(Interface dataset entries)
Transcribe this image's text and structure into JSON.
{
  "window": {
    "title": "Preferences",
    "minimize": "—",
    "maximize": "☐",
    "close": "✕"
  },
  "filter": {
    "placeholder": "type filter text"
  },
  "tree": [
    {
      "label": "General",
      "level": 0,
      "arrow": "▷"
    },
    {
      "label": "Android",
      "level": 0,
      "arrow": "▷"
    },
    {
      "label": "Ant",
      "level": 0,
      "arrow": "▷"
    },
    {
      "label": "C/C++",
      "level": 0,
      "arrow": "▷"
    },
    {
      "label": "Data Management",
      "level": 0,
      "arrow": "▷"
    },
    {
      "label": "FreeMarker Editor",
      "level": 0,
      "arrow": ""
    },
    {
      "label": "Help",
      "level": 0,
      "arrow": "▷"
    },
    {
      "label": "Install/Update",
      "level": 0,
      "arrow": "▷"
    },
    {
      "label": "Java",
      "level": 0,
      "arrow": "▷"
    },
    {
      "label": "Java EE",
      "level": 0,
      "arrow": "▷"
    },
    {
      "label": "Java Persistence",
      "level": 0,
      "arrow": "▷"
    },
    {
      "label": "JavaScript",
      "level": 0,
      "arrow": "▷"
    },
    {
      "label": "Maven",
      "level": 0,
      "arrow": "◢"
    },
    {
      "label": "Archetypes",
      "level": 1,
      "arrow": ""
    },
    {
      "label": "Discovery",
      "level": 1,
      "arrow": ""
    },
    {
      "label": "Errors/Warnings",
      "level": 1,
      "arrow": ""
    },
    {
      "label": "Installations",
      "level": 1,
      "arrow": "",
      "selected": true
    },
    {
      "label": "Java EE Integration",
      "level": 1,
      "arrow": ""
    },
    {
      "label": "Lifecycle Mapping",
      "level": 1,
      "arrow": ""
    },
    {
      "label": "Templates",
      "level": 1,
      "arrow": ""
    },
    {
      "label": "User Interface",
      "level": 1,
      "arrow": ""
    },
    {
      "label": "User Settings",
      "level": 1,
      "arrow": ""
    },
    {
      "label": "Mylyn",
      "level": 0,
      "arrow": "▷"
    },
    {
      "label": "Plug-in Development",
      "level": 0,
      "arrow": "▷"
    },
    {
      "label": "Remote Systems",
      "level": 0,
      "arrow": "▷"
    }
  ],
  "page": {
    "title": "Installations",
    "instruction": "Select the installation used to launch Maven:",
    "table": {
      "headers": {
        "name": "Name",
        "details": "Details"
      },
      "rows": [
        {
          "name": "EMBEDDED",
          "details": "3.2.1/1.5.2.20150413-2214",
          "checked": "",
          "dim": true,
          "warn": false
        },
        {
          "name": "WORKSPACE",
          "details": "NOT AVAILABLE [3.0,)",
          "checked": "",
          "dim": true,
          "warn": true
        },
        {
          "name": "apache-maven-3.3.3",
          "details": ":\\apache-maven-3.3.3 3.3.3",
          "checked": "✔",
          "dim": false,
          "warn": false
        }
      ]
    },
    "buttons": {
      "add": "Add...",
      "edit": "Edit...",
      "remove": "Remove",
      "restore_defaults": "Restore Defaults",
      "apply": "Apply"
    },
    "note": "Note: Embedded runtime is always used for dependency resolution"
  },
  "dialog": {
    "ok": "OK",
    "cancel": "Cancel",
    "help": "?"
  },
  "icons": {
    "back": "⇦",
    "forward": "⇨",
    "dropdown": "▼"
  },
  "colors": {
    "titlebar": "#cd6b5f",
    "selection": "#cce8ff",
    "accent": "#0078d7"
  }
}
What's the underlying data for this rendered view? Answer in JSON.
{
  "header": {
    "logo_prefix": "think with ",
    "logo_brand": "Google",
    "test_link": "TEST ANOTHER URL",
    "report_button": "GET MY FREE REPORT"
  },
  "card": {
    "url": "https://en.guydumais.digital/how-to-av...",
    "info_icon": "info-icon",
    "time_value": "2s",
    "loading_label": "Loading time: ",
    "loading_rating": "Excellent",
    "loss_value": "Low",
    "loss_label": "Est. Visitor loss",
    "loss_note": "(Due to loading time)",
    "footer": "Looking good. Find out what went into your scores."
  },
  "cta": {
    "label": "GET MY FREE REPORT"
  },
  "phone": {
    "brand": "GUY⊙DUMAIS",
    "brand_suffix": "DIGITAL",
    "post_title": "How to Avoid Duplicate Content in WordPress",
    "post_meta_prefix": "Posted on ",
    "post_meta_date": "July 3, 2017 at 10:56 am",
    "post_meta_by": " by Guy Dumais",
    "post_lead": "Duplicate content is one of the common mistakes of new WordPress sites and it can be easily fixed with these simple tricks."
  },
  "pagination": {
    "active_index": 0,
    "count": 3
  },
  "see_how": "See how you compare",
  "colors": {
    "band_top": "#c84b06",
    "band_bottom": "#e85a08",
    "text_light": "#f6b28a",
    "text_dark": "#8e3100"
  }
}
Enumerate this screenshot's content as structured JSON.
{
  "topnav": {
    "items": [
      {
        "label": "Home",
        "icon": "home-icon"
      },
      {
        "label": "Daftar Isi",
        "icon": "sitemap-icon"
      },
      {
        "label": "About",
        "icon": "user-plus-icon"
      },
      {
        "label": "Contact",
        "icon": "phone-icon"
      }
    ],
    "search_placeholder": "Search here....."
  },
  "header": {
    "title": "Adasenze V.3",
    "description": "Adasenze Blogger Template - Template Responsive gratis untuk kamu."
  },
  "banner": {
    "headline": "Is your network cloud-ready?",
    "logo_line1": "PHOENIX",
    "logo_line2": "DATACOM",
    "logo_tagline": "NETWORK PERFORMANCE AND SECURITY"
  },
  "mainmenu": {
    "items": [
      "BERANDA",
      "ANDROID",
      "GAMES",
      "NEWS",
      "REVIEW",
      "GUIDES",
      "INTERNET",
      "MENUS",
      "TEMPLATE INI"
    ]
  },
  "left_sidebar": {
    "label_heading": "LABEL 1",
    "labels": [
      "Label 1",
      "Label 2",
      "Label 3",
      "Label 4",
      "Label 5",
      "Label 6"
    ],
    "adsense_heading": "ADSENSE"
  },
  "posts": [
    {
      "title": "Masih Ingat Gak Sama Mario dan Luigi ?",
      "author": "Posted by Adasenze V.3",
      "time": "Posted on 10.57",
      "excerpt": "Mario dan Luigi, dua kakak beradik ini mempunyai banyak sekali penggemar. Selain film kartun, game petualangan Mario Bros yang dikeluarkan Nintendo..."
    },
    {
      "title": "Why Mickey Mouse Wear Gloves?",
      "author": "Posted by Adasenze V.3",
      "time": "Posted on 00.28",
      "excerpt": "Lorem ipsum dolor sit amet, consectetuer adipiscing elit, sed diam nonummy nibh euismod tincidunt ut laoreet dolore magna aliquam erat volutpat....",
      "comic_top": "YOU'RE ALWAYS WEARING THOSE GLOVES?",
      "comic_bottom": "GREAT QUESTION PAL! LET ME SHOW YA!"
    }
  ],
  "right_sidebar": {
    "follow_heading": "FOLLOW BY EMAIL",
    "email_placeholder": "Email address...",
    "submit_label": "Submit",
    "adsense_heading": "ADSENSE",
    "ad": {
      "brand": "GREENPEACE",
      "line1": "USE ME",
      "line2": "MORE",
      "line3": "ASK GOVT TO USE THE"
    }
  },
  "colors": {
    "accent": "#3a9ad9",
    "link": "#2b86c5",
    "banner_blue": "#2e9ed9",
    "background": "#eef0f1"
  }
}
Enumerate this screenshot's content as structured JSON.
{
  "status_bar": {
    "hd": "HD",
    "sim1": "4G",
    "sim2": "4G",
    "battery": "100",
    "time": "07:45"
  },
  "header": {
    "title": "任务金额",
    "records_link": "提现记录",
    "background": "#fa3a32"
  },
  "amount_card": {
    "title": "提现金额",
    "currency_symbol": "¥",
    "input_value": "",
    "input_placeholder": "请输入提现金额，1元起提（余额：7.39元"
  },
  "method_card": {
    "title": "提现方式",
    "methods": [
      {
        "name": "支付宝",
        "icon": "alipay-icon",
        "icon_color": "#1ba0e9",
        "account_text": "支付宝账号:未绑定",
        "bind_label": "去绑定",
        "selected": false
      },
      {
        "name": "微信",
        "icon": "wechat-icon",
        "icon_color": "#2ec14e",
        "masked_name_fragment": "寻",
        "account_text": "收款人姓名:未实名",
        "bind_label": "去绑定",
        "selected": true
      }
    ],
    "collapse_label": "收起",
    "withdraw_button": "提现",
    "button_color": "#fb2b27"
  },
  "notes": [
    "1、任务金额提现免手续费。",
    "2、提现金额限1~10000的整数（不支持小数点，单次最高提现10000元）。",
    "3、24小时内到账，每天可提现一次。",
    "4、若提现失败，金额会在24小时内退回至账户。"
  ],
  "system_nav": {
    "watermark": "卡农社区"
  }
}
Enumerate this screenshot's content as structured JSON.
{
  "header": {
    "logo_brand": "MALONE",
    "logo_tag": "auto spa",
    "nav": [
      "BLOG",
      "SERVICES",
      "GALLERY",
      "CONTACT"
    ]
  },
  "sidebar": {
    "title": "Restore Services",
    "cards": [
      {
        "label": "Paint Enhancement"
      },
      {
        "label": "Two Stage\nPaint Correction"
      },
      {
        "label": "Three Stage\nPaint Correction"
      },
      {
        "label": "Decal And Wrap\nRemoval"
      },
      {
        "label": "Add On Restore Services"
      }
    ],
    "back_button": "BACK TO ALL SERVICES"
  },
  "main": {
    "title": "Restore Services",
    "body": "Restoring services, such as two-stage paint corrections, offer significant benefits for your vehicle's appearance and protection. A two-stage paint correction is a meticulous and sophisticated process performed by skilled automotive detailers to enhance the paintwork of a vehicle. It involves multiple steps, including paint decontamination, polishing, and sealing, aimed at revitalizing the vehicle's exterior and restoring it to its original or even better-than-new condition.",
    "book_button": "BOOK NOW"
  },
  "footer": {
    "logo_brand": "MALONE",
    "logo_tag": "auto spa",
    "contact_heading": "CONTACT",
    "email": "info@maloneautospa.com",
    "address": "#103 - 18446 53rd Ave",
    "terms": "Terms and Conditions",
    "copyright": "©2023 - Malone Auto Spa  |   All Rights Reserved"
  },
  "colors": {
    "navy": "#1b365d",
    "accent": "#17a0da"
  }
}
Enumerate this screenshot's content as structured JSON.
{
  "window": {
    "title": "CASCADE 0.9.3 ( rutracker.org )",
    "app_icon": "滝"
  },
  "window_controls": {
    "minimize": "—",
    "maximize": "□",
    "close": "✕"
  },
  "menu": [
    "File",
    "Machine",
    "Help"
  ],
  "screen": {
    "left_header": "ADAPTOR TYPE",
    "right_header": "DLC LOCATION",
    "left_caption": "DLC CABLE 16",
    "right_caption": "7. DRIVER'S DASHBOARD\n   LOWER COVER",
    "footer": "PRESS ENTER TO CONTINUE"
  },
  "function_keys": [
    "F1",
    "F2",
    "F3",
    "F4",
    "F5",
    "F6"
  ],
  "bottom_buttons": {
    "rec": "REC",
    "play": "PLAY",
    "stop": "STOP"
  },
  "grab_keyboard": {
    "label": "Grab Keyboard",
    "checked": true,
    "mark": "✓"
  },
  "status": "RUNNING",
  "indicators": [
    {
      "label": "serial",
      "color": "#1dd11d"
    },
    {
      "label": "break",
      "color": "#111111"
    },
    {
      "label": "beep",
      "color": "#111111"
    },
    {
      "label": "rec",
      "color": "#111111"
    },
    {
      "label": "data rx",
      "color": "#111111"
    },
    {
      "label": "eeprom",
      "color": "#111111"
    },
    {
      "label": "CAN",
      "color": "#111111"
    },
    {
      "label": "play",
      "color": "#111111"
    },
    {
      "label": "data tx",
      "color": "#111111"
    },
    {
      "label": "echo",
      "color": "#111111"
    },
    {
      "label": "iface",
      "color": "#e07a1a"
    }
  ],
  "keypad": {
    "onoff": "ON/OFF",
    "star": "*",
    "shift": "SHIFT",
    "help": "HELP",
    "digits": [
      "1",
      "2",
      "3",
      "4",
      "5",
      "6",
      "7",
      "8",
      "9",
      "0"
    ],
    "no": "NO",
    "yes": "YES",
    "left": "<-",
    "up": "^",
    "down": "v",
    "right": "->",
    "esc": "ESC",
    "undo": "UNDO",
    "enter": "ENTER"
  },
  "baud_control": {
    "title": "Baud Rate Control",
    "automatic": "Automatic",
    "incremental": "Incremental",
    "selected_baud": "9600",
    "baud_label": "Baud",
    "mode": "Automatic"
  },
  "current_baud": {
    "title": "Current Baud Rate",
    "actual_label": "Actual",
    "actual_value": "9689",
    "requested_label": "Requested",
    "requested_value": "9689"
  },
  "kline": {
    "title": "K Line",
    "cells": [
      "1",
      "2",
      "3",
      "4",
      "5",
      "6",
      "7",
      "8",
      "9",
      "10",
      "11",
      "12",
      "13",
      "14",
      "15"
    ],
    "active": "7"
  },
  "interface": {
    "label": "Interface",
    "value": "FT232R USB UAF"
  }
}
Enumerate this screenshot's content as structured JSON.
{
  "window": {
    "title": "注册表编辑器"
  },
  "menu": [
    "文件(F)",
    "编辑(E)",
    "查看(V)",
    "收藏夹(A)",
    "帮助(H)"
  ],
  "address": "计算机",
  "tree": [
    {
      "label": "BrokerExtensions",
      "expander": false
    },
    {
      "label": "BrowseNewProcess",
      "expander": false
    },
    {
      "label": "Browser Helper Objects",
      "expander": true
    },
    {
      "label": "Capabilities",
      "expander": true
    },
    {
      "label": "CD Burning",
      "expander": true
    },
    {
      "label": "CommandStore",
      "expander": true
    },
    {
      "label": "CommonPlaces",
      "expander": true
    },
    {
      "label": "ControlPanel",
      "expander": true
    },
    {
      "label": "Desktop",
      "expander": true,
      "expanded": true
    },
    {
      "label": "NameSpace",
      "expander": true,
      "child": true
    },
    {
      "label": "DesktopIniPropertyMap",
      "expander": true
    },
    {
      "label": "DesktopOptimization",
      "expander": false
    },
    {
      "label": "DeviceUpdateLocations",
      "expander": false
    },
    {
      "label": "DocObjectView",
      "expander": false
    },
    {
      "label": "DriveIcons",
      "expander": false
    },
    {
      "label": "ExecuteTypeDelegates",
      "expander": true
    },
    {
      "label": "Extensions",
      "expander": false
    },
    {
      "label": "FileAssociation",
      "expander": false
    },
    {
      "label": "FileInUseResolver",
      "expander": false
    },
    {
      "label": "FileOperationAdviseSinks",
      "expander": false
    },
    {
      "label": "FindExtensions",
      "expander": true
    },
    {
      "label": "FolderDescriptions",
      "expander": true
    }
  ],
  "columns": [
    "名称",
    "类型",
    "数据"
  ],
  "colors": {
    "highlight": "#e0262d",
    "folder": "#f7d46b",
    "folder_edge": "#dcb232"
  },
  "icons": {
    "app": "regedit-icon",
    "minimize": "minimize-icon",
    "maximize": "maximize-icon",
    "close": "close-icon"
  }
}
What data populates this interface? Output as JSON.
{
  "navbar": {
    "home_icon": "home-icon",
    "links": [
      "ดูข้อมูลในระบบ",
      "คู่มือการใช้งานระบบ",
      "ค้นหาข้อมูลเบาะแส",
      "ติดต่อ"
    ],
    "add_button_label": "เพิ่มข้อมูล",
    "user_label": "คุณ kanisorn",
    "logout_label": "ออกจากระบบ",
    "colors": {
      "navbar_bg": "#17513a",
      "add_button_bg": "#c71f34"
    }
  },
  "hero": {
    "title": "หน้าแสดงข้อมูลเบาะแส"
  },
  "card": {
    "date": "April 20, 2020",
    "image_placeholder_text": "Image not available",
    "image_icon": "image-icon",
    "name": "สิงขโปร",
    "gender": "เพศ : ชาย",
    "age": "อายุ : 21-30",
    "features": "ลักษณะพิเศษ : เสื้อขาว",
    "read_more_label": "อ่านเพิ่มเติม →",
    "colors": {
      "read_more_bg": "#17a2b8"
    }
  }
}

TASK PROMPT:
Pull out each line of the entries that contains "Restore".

OUTPUT OF THE EXERCISE:
      "restore_defaults": "Restore Defaults",
    "title": "Restore Services",
        "label": "Add On Restore Services"
    "title": "Restore Services",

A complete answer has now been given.